Arif v Zar & Anor  EWCA Civ 986, decided yesterday, involved a wife's application for the annulment of the husband's bankruptcy.
The husband had been declared bankrupt on his own petition in October 2011. It was clear that unless the bankruptcy order was annulled, the wife's ancillary relief application would be severely prejudiced. The wife applied for the annulment of the bankruptcy, alleging that many of the husband's debts were a sham.
On the 18th January 2012 at a directions hearing in the Family Division Mostyn J made an order inviting the Bankruptcy Court to transfer the annulment application to the Family Division, to be heard with the wife's application for ancillary relief. The wife then issued her own application for the transfer of the proceedings to the Family Division.
On the 16th March a Registrar in the Bankruptcy Court dismissed the wife's application and sent the annulment application to be determined by a judge of the Chancery Division.
At a further hearing before him on the 23rd March, Mostyn J of his own motion varied the Registrar's order so as to transfer the annulment application to the Family Division with a direction that it be heard together with the Wife's application for ancillary relief.
Both the husband and his trustees in bankruptcy applied for permission to appeal against the order of Mostyn J.
The merits of whether the annulment application should be heard by the Chancery Division or the Family Division were not in issue before the Court of Appeal - the only issue was whether Mostyn J had jurisdiction to make the order he did, or properly exercised such jurisdiction if it exists. After reviewing the court's jurisdiction in bankruptcy, Lord Justice Patten found (at paragraph 26): "that any application to transfer an annulment application should ... be made (as it was in this case) to a registrar in bankruptcy or a judge of the Chancery Division."

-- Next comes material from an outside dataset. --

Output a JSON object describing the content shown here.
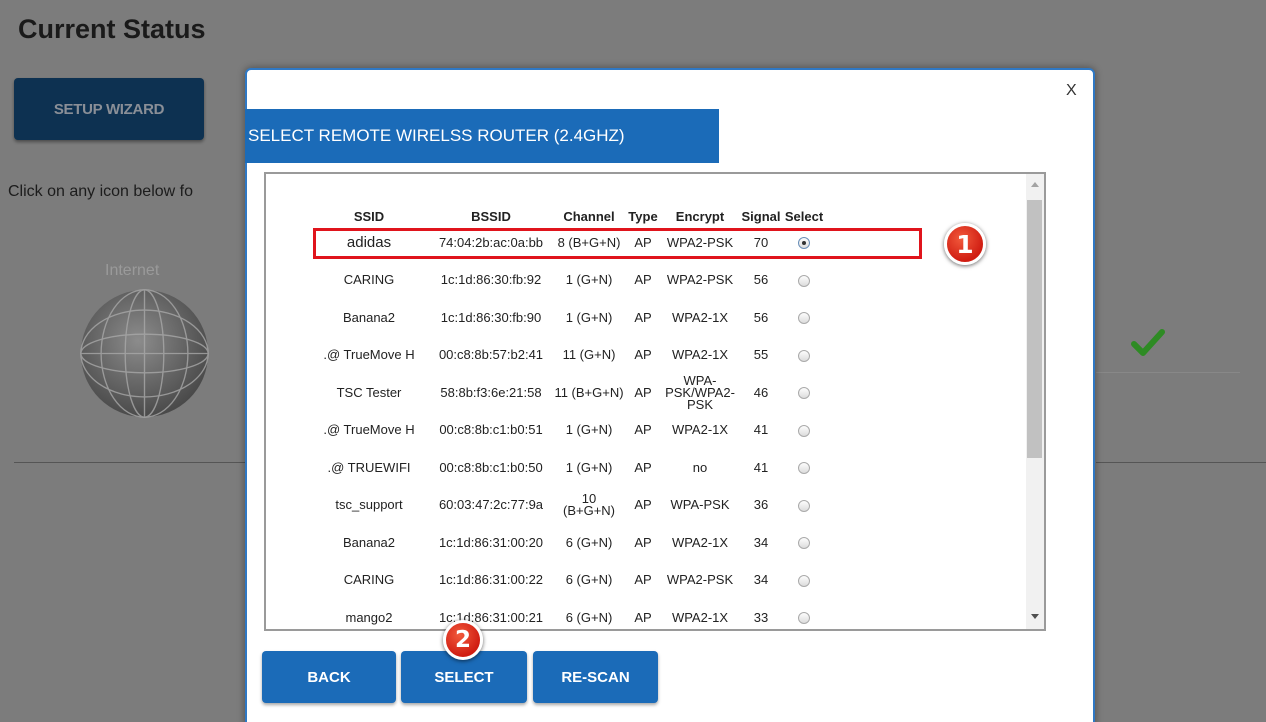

Mostyn J had purported to exercise the power to vary or revoke the Registrar's order pursuant to CPR 3.1(7), but Lord Justice Patten held (at paragraph 27) that that power "is ordinarily limited to cases where there has been a material change of circumstances since the order was made or the original order can be shown to have been based on misstated facts or material non-disclosure". Here, there was no change of circumstances or anything akin to material non-disclosure.
The proper way of challenging the Registrar's order, said Lord Justice Patten, was by way of appeal.
Accordingly, he granted permission to appeal to the husband and to the trustees and allowed their appeals.
Lord Justice Rimer and Lord Justice Thorpe gave consenting judgments.